Extra post this week.

To maintain professional boundaries and confidentiality, I try not to get too specific about the details of my job and co-workers.   The same is true about friends and people I consider family.  Only if I have permission from them, do I share specific details or information.  Bear with me if this post is clunky as I try to maintain the boundaries and confidentiality and share my story.

Most of my job is to make sure deliverables get to the client within the deadline.  In order for me to do that, other people in the department have to be able to meet their project deadlines.

Makes sense right?

And also a good reason why I do my best to ensure that happens by doing the other part of my job.  That part is to troubleshoot small issues, connect people with each other to get answers when someone gets stuck, and share relevant information with people in my department.

Since all of the big changes over the past year, everyone in the company has had to learn a lot of new processes and programs while also doing their jobs.  Some of the processes like user names and passwords for different websites are time consuming and difficult to learn/remember.  Others not so much.  And a lot of people are resistant to change.  They ignore the emails and try to use the “old” ways instead.  Then get frustrated and blame someone else for the problem.

Usually the messenger whose “instructions are not working”.  AKA me.

Then they, (not always with respect) request that I fix the problem for them because (put the excuse here).  Mainly they don’t want to learn the new process and will ask everyone else to fix it for them until someone does.

It happened again last week.  Yesterday, I received the 5th email/call telling me my instructions didn’t work and demanding I fix the problem remotely.  And I got fed up with it.  Because I am not part of IT.  I am not a computer specialist.  And my job is not to do these tasks for other people.  it’s to share information with them so they learn how to do it themselves and are not dependent on someone else to solve their problems.

So how does one address this boundary issue?  I talked it over with my supervisor – mostly because I wanted to be clear what my job is and is not before I send something out publicly.  Then I asked my contact in Customer Support (IT for software programs and someone with experience dealing with these people) who works closely with IT for advice.  She gave some great information that helped me refine what to say.
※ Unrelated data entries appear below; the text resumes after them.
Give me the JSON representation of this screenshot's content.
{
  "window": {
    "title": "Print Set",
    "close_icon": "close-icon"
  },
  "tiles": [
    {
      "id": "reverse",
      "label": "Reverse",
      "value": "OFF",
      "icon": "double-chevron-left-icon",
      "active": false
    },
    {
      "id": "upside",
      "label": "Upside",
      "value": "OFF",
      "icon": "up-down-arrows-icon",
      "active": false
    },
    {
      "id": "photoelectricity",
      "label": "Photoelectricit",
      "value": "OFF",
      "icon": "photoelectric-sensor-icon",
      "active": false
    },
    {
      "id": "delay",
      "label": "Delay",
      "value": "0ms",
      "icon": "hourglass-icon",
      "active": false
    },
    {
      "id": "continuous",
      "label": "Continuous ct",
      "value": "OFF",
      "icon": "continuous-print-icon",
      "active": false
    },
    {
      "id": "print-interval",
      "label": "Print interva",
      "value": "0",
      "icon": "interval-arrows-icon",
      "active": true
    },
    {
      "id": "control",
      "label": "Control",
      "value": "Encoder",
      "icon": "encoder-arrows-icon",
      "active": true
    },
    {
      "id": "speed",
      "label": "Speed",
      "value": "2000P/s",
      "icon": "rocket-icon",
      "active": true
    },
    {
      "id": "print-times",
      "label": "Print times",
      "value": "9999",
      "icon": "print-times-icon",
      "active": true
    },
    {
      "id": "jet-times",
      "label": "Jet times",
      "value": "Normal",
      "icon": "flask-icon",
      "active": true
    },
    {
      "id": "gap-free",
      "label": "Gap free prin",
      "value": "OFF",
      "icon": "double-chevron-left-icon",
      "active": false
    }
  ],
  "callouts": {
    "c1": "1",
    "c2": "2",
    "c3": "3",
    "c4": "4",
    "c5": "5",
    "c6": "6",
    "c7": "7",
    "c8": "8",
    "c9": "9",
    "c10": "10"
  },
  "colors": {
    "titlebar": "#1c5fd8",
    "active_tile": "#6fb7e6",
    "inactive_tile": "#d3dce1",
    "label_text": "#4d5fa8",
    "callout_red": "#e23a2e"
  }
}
Then I had to figure out how to get the message to everyone in multiple states, territories, and countries while also maintaining a professional tone.  Being a writer, I chose email and spent an hour crafting my message.  After I sent it out, I felt better.  And I got some positive responses back too.

But I still feel triggered.  And it’s not helping with my sleep issues and feeling vulnerable this time of year.  My therapist says I did a good job.  And so far I haven’t had any negative feedback from my supervisor or any of the managers.

Will I be able to do this next time?  I hope so.

Will I be able to avoid the backlash like I did this time?  Maybe.

Do I feel better, safer, more confident now that I pushed everyone back to the other side of the boundary?  Absolutely, yes.

This time of year it is so easy to fall back into old patterns and then start the new year feeling bad.  I hope this story empowers others to maintain their boundaries too.  Because maintaining boundaries this time of year ups our chances for a better time in the future.